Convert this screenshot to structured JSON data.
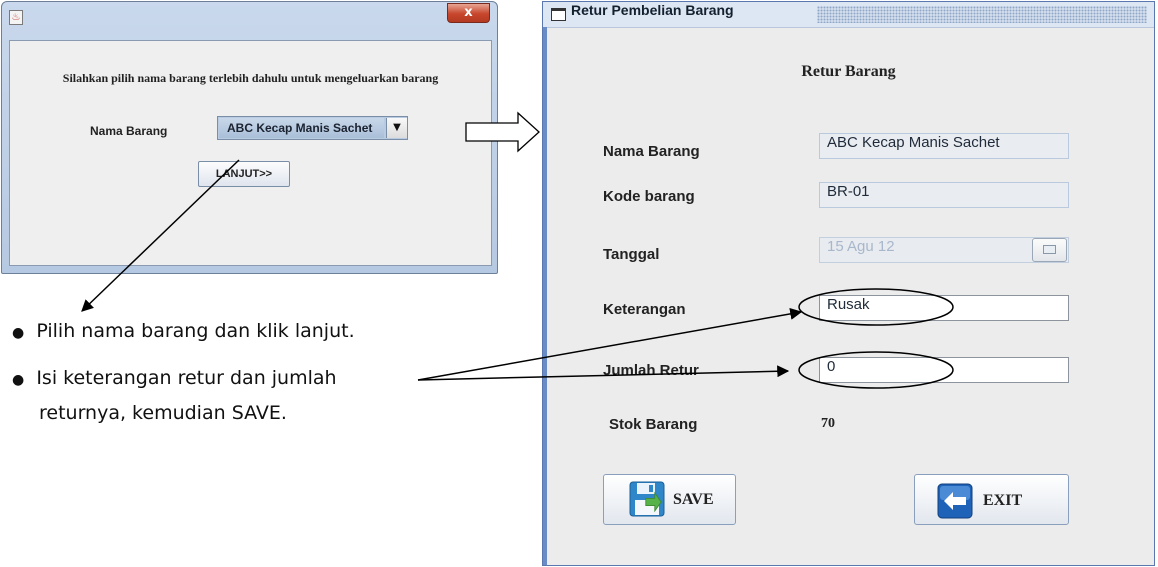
{
  "dialog_pilih": {
    "title_icon": "java-icon",
    "close_label": "x",
    "message": "Silahkan pilih nama barang terlebih dahulu untuk mengeluarkan barang",
    "nama_barang_label": "Nama Barang",
    "nama_barang_value": "ABC Kecap Manis Sachet",
    "dropdown_icon": "▼",
    "lanjut_label": "LANJUT>>"
  },
  "instructions": {
    "bullet1": "Pilih nama barang dan klik lanjut.",
    "bullet2_line1": "Isi keterangan retur dan jumlah",
    "bullet2_line2": "returnya, kemudian SAVE."
  },
  "dialog_retur": {
    "window_title": "Retur Pembelian Barang",
    "heading": "Retur Barang",
    "fields": {
      "nama_barang": {
        "label": "Nama Barang",
        "value": "ABC Kecap Manis Sachet"
      },
      "kode_barang": {
        "label": "Kode barang",
        "value": "BR-01"
      },
      "tanggal": {
        "label": "Tanggal",
        "value": "15 Agu 12"
      },
      "keterangan": {
        "label": "Keterangan",
        "value": "Rusak"
      },
      "jumlah_retur": {
        "label": "Jumlah Retur",
        "value": "0"
      },
      "stok_barang": {
        "label": "Stok Barang",
        "value": "70"
      }
    },
    "save_label": "SAVE",
    "exit_label": "EXIT"
  },
  "colors": {
    "titlebar": "#dde6f3",
    "window_border": "#5a77b0",
    "panel_bg": "#ececec",
    "save_icon_blue": "#2f86c9",
    "save_icon_green": "#58b24a",
    "exit_icon_blue": "#1f63b8"
  }
}
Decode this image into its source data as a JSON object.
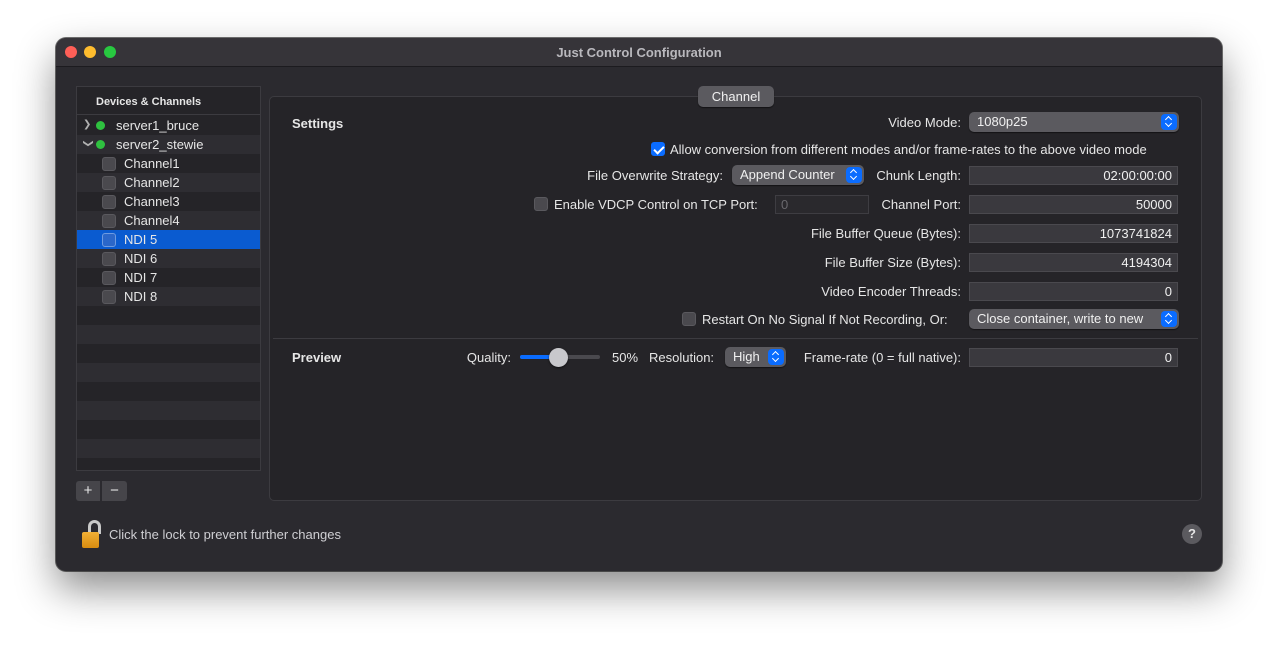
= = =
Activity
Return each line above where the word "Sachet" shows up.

Exercise output
    "nama_barang_value": "ABC Kecap Manis Sachet",
        "value": "ABC Kecap Manis Sachet"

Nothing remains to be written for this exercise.